Records for the exercise -
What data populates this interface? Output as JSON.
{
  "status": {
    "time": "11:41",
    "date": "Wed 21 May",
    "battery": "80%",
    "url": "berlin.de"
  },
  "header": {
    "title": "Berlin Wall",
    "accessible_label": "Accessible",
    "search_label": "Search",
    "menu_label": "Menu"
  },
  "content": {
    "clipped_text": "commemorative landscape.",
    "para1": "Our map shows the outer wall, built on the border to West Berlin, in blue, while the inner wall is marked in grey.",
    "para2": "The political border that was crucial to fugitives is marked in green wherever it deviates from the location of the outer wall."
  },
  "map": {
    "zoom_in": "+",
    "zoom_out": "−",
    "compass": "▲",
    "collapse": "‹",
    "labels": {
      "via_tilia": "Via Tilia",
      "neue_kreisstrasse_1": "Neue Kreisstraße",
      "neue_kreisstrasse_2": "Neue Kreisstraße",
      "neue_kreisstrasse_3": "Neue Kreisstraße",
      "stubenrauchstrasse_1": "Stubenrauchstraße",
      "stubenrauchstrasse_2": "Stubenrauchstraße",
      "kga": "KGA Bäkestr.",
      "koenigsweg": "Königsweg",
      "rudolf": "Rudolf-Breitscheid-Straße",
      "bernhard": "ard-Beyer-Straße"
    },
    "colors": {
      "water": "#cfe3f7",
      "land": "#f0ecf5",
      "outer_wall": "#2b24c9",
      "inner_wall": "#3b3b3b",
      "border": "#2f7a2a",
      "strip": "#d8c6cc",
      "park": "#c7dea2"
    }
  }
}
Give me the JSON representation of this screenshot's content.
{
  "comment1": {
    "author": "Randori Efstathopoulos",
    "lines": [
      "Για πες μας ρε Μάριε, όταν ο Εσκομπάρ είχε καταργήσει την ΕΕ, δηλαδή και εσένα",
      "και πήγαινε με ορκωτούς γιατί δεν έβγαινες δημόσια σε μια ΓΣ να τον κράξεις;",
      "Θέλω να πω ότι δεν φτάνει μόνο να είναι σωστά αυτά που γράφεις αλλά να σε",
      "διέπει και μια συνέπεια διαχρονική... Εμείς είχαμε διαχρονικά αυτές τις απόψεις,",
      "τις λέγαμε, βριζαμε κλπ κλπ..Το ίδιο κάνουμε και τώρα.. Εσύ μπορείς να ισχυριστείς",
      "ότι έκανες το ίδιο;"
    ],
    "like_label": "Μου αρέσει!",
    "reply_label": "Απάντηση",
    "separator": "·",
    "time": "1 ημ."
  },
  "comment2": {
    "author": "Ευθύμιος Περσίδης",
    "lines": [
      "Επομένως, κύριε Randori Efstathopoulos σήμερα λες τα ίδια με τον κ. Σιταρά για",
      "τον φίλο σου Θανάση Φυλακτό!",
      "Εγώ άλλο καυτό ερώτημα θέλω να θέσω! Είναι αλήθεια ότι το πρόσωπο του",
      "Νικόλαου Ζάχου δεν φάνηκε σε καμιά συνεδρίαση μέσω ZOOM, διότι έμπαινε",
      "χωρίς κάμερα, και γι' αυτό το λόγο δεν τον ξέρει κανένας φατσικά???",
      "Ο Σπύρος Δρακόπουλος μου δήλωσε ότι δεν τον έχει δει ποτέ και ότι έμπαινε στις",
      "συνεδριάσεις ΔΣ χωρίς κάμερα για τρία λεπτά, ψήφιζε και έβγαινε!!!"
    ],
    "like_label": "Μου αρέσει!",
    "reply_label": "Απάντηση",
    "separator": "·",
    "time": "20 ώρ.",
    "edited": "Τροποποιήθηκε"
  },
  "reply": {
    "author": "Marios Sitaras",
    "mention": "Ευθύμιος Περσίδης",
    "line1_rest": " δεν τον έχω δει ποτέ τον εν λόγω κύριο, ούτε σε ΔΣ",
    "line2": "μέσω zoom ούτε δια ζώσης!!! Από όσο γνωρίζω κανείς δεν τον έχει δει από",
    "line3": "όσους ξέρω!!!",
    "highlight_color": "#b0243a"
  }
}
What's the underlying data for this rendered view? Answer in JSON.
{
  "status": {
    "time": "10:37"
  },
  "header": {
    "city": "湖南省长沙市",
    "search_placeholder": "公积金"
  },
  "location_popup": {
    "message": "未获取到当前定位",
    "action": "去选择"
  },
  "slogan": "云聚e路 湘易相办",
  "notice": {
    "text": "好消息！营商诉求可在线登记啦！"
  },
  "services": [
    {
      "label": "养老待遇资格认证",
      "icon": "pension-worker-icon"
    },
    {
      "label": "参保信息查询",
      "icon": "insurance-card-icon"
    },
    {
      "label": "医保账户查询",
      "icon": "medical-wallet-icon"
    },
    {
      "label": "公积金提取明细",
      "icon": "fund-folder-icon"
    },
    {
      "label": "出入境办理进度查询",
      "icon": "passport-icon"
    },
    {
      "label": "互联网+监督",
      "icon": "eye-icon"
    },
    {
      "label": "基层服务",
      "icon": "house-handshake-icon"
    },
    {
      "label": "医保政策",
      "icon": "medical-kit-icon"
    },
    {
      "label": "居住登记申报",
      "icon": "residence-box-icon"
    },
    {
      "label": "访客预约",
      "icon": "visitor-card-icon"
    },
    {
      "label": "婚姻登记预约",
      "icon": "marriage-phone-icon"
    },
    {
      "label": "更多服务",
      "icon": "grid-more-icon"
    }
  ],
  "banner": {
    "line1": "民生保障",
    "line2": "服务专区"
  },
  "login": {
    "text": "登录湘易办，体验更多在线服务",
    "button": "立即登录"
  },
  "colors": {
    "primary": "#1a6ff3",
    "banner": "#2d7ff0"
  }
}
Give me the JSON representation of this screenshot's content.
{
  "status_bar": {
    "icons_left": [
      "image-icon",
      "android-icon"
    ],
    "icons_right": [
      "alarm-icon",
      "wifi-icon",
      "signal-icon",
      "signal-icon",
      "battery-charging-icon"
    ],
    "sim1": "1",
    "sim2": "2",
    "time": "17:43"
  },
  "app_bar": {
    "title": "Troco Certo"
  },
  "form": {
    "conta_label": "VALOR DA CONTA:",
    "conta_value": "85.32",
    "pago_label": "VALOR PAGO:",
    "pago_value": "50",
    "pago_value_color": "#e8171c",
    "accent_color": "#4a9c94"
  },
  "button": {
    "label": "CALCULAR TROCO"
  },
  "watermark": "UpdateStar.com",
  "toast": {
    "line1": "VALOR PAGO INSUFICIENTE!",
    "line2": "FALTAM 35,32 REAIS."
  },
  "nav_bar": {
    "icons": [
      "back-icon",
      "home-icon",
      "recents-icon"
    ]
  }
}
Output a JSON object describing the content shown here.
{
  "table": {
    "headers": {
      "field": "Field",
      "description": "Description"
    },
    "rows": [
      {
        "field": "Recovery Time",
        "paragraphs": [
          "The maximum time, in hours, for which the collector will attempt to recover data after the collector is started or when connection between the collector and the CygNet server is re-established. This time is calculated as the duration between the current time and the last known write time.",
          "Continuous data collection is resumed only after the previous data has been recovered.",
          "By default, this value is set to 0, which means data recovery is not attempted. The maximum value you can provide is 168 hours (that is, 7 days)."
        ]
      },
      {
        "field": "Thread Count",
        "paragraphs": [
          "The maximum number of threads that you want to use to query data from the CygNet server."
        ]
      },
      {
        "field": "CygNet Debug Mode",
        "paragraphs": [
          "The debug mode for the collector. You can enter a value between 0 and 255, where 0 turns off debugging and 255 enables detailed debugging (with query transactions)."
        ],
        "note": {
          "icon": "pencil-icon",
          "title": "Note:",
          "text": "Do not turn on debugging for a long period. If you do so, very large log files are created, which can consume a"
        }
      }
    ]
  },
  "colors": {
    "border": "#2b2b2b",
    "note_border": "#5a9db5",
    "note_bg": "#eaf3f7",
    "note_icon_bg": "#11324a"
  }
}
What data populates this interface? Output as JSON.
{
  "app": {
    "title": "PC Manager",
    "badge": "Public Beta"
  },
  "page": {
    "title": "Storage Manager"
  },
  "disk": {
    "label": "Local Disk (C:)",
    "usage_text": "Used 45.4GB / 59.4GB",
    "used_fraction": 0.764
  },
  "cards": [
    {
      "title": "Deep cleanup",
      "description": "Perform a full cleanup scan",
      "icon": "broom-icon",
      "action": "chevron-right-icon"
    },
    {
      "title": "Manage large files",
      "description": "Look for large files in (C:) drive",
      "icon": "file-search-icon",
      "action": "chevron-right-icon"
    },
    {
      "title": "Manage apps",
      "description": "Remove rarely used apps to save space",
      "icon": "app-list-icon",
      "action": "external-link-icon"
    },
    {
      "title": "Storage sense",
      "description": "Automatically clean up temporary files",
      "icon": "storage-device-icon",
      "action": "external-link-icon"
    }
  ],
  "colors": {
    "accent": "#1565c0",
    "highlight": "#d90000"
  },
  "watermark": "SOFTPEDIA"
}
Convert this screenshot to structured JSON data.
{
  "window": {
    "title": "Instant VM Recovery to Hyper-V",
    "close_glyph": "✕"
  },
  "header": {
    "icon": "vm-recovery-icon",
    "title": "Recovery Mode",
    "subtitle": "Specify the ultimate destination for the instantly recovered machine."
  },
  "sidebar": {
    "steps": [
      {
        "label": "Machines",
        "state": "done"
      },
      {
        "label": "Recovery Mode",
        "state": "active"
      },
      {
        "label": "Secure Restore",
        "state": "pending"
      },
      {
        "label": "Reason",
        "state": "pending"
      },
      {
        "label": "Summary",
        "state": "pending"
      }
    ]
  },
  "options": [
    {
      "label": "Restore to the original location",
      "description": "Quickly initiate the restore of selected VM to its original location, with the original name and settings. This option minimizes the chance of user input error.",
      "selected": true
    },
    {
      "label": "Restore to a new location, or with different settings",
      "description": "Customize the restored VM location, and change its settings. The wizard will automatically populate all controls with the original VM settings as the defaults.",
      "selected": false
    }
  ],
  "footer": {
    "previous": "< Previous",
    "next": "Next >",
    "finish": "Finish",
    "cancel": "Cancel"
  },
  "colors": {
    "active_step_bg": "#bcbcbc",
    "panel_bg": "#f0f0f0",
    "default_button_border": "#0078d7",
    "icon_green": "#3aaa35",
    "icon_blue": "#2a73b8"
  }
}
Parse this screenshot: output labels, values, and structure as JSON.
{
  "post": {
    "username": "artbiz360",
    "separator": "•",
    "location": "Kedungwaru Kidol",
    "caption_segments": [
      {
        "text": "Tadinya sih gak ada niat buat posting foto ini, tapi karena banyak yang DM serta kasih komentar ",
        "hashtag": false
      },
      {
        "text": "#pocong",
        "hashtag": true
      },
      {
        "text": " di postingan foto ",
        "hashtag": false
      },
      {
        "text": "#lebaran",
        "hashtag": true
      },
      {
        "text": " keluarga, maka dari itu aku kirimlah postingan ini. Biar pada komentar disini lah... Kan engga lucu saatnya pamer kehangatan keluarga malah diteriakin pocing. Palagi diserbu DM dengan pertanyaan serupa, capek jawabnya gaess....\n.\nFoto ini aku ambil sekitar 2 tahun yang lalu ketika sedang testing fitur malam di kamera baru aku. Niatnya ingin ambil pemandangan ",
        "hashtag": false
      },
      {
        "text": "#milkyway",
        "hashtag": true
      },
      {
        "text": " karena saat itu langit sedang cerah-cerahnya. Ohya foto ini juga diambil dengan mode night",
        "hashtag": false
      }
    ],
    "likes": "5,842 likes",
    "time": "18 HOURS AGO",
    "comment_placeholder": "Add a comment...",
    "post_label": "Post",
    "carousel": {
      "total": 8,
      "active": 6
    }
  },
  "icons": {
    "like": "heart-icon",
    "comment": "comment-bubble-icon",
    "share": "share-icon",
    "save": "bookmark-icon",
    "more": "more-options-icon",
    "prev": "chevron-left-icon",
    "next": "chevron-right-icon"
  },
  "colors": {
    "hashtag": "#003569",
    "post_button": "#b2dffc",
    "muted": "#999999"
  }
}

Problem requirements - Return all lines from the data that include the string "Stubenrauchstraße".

Response below -
      "stubenrauchstrasse_1": "Stubenrauchstraße",
      "stubenrauchstrasse_2": "Stubenrauchstraße",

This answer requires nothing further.